Wild Virginia has a nice blog post on the Spruce Creek Camp. Read it here.
Questions about the Pipeline? Listen to this excellent podcast, Infrastructures of Power, aired October 26, 2018, on NPR’s With Good Reason. Discussions on:
- The Science of Natural Gas
- What Railroads Can Teach Us About Pipelines
- The Trade-Offs We Make
- Union Hill vs the Compressor Station
Listen to the new End of the Line podcast, Episode 23, Elliston. With the new tree sits in Elliston, VA, the Mountain Valley Pipeline blockades have now seen every season, shape and shade of Appalachia. Original air date: 10/5/18
“Standing Like a Tree”: @Lobo Marino makes a call to action. The emotionally powerful new video shows what the ACP could destroy.
Consider visiting Miracle Ridge and Oona before September 8 to witness what is at stake. Details here: https://www.facebook.com/events/393037261100435/
“Standing Like a Tree” was filmed at Miracle Ridge, a Virginia mountain old growth forest slated for execution by the Atlantic Coast Pipeline. Co-produced, arranged and performed by indie folk band Lobo Marino. From their Richmond, Virginia home base, Lobo Marino’s Laney Sullivan and Jameson Price have toured nationally for six years and produced seven records. Mystically political and whole heartily grassroots, this DIY band plays on large festival stages and the backyard fire pits of intentional communities across the country. Their music, built primarily around harmonium, Price’s elegantly simple full body percussion and Sullivan’s deep root vocals, carries the message of humanity’s need to find balance with nature.

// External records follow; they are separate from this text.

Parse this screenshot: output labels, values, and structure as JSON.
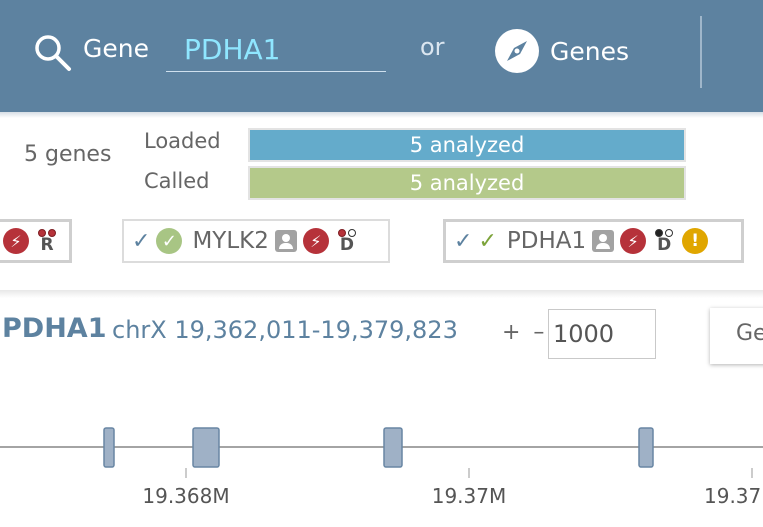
{
  "header": {
    "gene_label": "Gene",
    "gene_value": "PDHA1",
    "or_label": "or",
    "genes_label": "Genes"
  },
  "summary": {
    "genes_count": "5 genes",
    "loaded_label": "Loaded",
    "called_label": "Called",
    "loaded_bar": "5 analyzed",
    "called_bar": "5 analyzed"
  },
  "chips": {
    "partial": {
      "letter": "R"
    },
    "mylk2": {
      "name": "MYLK2",
      "letter": "D"
    },
    "pdha1": {
      "name": "PDHA1",
      "letter": "D"
    }
  },
  "region": {
    "gene_name": "PDHA1",
    "coords": "chrX 19,362,011-19,379,823",
    "plus_minus": "+ –",
    "flank_value": "1000",
    "go_label": "Ge"
  },
  "track": {
    "ticks": [
      "19.368M",
      "19.37M",
      "19.37"
    ]
  },
  "colors": {
    "header": "#5d82a0",
    "loaded": "#64abcb",
    "called": "#b4c98a",
    "high_impact": "#b6323a",
    "warning": "#e0a600"
  }
}
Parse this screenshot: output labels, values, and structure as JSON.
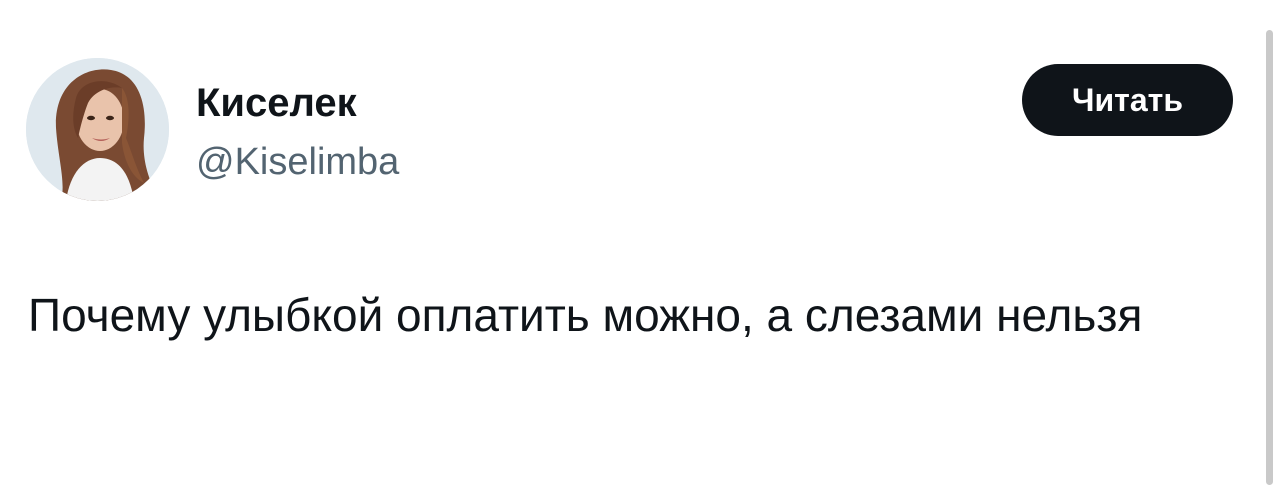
{
  "tweet": {
    "author": {
      "display_name": "Киселек",
      "handle": "@Kiselimba",
      "avatar": "profile-photo"
    },
    "follow_button": {
      "label": "Читать",
      "color": "#0f1419"
    },
    "text": "Почему улыбкой оплатить можно, а слезами нельзя"
  },
  "colors": {
    "text_primary": "#0f1419",
    "text_secondary": "#536471",
    "background": "#ffffff"
  }
}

“Standing Like a Tree” is based on an original 1987 song and lyrics by activist Betsy Rose who gave permission to use the piece to once again raise awareness of what must be protected. The film features Ona, a 300 year old silver maple at the center of the steep slope Miracle Ridge which the pipeline would destroy, land stewards Bill and Lynn Limpert, and snapshots of the legal and direct action resistance to the Mountain Valley and Atlantic Coast fracked gas pipelines.

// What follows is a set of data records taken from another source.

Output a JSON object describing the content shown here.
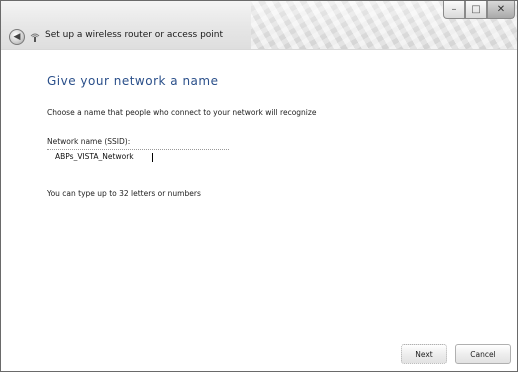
{
  "window": {
    "caption_min": "–",
    "caption_max": "□",
    "caption_close": "✕"
  },
  "wizard": {
    "title": "Set up a wireless router or access point"
  },
  "page": {
    "heading": "Give your network a name",
    "instruction": "Choose a name that people who connect to your network will recognize",
    "field_label": "Network name (SSID):",
    "ssid_value": "ABPs_VISTA_Network",
    "hint": "You can type up to 32 letters or numbers"
  },
  "buttons": {
    "next": "Next",
    "cancel": "Cancel"
  },
  "icons": {
    "back": "back-arrow-icon",
    "wizard": "wireless-network-icon"
  }
}
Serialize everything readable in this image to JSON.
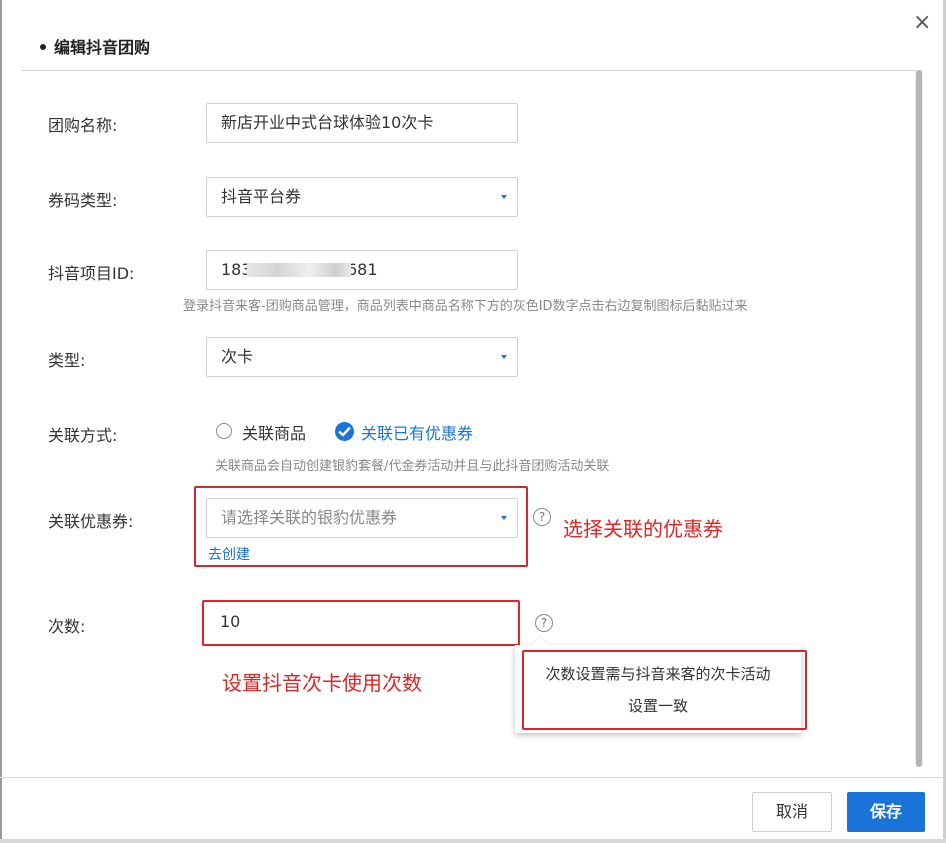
{
  "dialog": {
    "title": "编辑抖音团购",
    "close_label": "×"
  },
  "form": {
    "name": {
      "label": "团购名称:",
      "value": "新店开业中式台球体验10次卡"
    },
    "code_type": {
      "label": "券码类型:",
      "value": "抖音平台券"
    },
    "project_id": {
      "label": "抖音项目ID:",
      "value_prefix": "183",
      "value_suffix": "681",
      "hint": "登录抖音来客-团购商品管理，商品列表中商品名称下方的灰色ID数字点击右边复制图标后黏贴过来"
    },
    "type": {
      "label": "类型:",
      "value": "次卡"
    },
    "relation": {
      "label": "关联方式:",
      "options": [
        "关联商品",
        "关联已有优惠券"
      ],
      "selected": "关联已有优惠券",
      "hint": "关联商品会自动创建银豹套餐/代金券活动并且与此抖音团购活动关联"
    },
    "coupon": {
      "label": "关联优惠券:",
      "placeholder": "请选择关联的银豹优惠券",
      "create_link": "去创建",
      "help_icon": "?"
    },
    "count": {
      "label": "次数:",
      "value": "10",
      "help_icon": "?",
      "tooltip_line1": "次数设置需与抖音来客的次卡活动",
      "tooltip_line2": "设置一致"
    }
  },
  "annotations": {
    "coupon_note": "选择关联的优惠券",
    "count_note": "设置抖音次卡使用次数"
  },
  "footer": {
    "cancel_label": "取消",
    "save_label": "保存"
  },
  "colors": {
    "primary": "#1a73d9",
    "annotation_red": "#e02424"
  }
}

Video was shot and edited by Chris Damon and Kate Rivara of Richmond film collective “Good Day RVA”. Additional footage by @Aspen Miller with sound captured by Patrick Ball.
Chesapeake Climate Action Network continues to sponsor the summer camp on Bill and Lynn Limpert’s land. CCAN shares this information about the ongoing camp:
“Miracle Ridge,” home of Bill and Lynn Limpert, is home to many important and valuable things, including countless centuries-old trees. But because it sits in the path of Dominion’s Atlantic Coast Pipeline, every single one of those trees are at risk — which is why dozens of campers have joined the Limperts for “No Pipeline Summer: A Camp to Save the Limpert’s Land.”
Just like the beautiful trees, Miracle Ridge is home to many precious memories. This is why we’re running a camp log at Miracle Ridge. Within the log, anyone has the option to write about their experiences during their stay in Miracle Ridge. Ever since the book and pen has been available to everyone, multiple people have written their valuable stories and thoughts. Just like the ones below.
Join us at “No Pipeline Summer” to make your own heartwarming memories, and remember what’s at stake.
From West Virginia Pubic Radio on July 13, 2018, an hour-long audio program on Pipelines, Birds and Coal Ash: A Look at Environmental Coverage Inside Appalachia. “Coal has dominated Appalachia’s energy economy for more than a century. But natural gas is emerging as a new economic force, bringing with it jobs, infrastructure needs and new environmental concerns. In this episode of Inside Appalachia, we’ll hear why some are worried about the risk of water contamination from major gas pipelines being built through parts of West Virginia, projects which also promise jobs in the region.”